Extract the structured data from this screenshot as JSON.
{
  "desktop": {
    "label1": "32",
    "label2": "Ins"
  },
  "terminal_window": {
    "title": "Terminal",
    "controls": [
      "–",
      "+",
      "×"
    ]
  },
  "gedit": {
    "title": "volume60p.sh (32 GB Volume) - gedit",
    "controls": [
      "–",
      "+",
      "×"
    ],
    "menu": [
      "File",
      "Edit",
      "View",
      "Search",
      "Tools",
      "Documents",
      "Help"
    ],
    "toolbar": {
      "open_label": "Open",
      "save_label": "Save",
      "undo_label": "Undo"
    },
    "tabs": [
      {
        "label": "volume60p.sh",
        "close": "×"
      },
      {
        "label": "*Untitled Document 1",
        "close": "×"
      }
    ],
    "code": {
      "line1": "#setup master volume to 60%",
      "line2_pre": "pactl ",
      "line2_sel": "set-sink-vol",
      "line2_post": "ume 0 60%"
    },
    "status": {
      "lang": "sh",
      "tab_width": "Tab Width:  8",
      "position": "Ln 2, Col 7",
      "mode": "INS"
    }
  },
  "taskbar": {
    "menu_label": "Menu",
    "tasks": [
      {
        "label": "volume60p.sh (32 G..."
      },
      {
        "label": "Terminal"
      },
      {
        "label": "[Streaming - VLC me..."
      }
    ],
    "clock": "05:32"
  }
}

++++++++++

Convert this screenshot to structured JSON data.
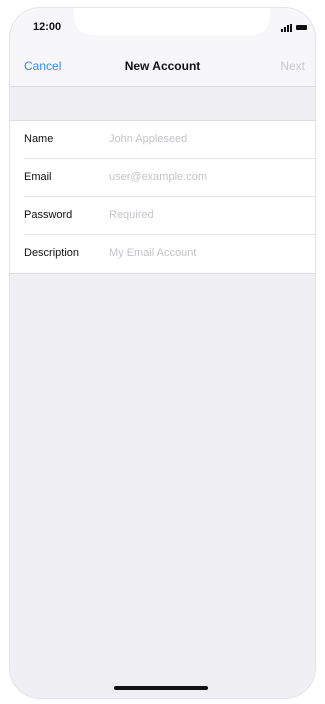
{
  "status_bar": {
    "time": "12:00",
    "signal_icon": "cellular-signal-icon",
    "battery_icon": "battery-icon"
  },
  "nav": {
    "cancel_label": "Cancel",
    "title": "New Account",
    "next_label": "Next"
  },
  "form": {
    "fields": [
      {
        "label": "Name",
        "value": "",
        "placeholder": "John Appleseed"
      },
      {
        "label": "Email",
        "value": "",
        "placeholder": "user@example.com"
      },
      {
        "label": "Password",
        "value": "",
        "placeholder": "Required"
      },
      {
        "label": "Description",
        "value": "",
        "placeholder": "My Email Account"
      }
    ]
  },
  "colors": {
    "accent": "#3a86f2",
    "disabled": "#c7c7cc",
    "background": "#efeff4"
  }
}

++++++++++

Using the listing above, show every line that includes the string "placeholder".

▶ _Exercise solution_:
        "placeholder": "John Appleseed"
        "placeholder": "user@example.com"
        "placeholder": "Required"
        "placeholder": "My Email Account"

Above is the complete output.